Aim of the task: Print the lines below exactly as written, with none missing.

Input:
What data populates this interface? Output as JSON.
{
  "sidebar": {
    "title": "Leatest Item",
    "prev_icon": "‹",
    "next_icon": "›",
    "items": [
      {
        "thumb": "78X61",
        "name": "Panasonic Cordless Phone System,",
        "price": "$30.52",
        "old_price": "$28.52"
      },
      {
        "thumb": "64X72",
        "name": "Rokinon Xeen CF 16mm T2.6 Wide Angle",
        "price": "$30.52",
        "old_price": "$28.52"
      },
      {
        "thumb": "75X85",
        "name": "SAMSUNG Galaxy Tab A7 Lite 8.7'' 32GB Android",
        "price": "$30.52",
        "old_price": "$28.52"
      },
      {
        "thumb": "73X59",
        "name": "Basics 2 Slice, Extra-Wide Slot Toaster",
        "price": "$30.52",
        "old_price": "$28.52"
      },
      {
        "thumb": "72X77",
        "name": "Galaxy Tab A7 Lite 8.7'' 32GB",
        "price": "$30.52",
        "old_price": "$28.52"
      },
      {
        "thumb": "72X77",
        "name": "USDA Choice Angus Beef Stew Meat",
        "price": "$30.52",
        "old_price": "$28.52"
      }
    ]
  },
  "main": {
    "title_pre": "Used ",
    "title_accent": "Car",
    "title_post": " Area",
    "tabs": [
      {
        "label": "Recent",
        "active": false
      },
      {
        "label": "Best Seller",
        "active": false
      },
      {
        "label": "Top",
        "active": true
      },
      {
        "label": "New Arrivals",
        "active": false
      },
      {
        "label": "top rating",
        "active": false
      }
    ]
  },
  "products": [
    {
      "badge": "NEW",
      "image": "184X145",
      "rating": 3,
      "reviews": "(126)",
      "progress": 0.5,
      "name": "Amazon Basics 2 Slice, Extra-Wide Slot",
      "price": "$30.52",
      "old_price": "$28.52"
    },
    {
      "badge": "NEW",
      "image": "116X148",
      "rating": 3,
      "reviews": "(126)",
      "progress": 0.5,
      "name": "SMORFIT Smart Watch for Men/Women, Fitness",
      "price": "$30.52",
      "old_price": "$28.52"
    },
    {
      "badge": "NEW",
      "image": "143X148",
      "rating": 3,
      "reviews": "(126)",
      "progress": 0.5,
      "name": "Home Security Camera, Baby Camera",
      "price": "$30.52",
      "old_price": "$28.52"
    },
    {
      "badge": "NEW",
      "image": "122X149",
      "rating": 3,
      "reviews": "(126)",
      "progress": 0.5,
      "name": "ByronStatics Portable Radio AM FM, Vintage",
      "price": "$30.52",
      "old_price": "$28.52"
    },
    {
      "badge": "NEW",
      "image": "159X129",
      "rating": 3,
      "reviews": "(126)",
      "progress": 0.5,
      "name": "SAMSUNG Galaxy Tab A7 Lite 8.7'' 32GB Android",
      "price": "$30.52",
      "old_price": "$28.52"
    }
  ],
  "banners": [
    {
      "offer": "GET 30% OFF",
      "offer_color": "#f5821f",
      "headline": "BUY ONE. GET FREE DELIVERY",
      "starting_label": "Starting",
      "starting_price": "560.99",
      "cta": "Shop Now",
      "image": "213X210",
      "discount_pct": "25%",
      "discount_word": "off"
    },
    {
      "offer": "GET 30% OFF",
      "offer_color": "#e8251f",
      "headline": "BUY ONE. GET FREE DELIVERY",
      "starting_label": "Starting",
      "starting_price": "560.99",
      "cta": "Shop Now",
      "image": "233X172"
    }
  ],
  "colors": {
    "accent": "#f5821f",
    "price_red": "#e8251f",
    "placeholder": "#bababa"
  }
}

Result of the exercise:
What data populates this interface? Output as JSON.
{
  "sidebar": {
    "title": "Leatest Item",
    "prev_icon": "‹",
    "next_icon": "›",
    "items": [
      {
        "thumb": "78X61",
        "name": "Panasonic Cordless Phone System,",
        "price": "$30.52",
        "old_price": "$28.52"
      },
      {
        "thumb": "64X72",
        "name": "Rokinon Xeen CF 16mm T2.6 Wide Angle",
        "price": "$30.52",
        "old_price": "$28.52"
      },
      {
        "thumb": "75X85",
        "name": "SAMSUNG Galaxy Tab A7 Lite 8.7'' 32GB Android",
        "price": "$30.52",
        "old_price": "$28.52"
      },
      {
        "thumb": "73X59",
        "name": "Basics 2 Slice, Extra-Wide Slot Toaster",
        "price": "$30.52",
        "old_price": "$28.52"
      },
      {
        "thumb": "72X77",
        "name": "Galaxy Tab A7 Lite 8.7'' 32GB",
        "price": "$30.52",
        "old_price": "$28.52"
      },
      {
        "thumb": "72X77",
        "name": "USDA Choice Angus Beef Stew Meat",
        "price": "$30.52",
        "old_price": "$28.52"
      }
    ]
  },
  "main": {
    "title_pre": "Used ",
    "title_accent": "Car",
    "title_post": " Area",
    "tabs": [
      {
        "label": "Recent",
        "active": false
      },
      {
        "label": "Best Seller",
        "active": false
      },
      {
        "label": "Top",
        "active": true
      },
      {
        "label": "New Arrivals",
        "active": false
      },
      {
        "label": "top rating",
        "active": false
      }
    ]
  },
  "products": [
    {
      "badge": "NEW",
      "image": "184X145",
      "rating": 3,
      "reviews": "(126)",
      "progress": 0.5,
      "name": "Amazon Basics 2 Slice, Extra-Wide Slot",
      "price": "$30.52",
      "old_price": "$28.52"
    },
    {
      "badge": "NEW",
      "image": "116X148",
      "rating": 3,
      "reviews": "(126)",
      "progress": 0.5,
      "name": "SMORFIT Smart Watch for Men/Women, Fitness",
      "price": "$30.52",
      "old_price": "$28.52"
    },
    {
      "badge": "NEW",
      "image": "143X148",
      "rating": 3,
      "reviews": "(126)",
      "progress": 0.5,
      "name": "Home Security Camera, Baby Camera",
      "price": "$30.52",
      "old_price": "$28.52"
    },
    {
      "badge": "NEW",
      "image": "122X149",
      "rating": 3,
      "reviews": "(126)",
      "progress": 0.5,
      "name": "ByronStatics Portable Radio AM FM, Vintage",
      "price": "$30.52",
      "old_price": "$28.52"
    },
    {
      "badge": "NEW",
      "image": "159X129",
      "rating": 3,
      "reviews": "(126)",
      "progress": 0.5,
      "name": "SAMSUNG Galaxy Tab A7 Lite 8.7'' 32GB Android",
      "price": "$30.52",
      "old_price": "$28.52"
    }
  ],
  "banners": [
    {
      "offer": "GET 30% OFF",
      "offer_color": "#f5821f",
      "headline": "BUY ONE. GET FREE DELIVERY",
      "starting_label": "Starting",
      "starting_price": "560.99",
      "cta": "Shop Now",
      "image": "213X210",
      "discount_pct": "25%",
      "discount_word": "off"
    },
    {
      "offer": "GET 30% OFF",
      "offer_color": "#e8251f",
      "headline": "BUY ONE. GET FREE DELIVERY",
      "starting_label": "Starting",
      "starting_price": "560.99",
      "cta": "Shop Now",
      "image": "233X172"
    }
  ],
  "colors": {
    "accent": "#f5821f",
    "price_red": "#e8251f",
    "placeholder": "#bababa"
  }
}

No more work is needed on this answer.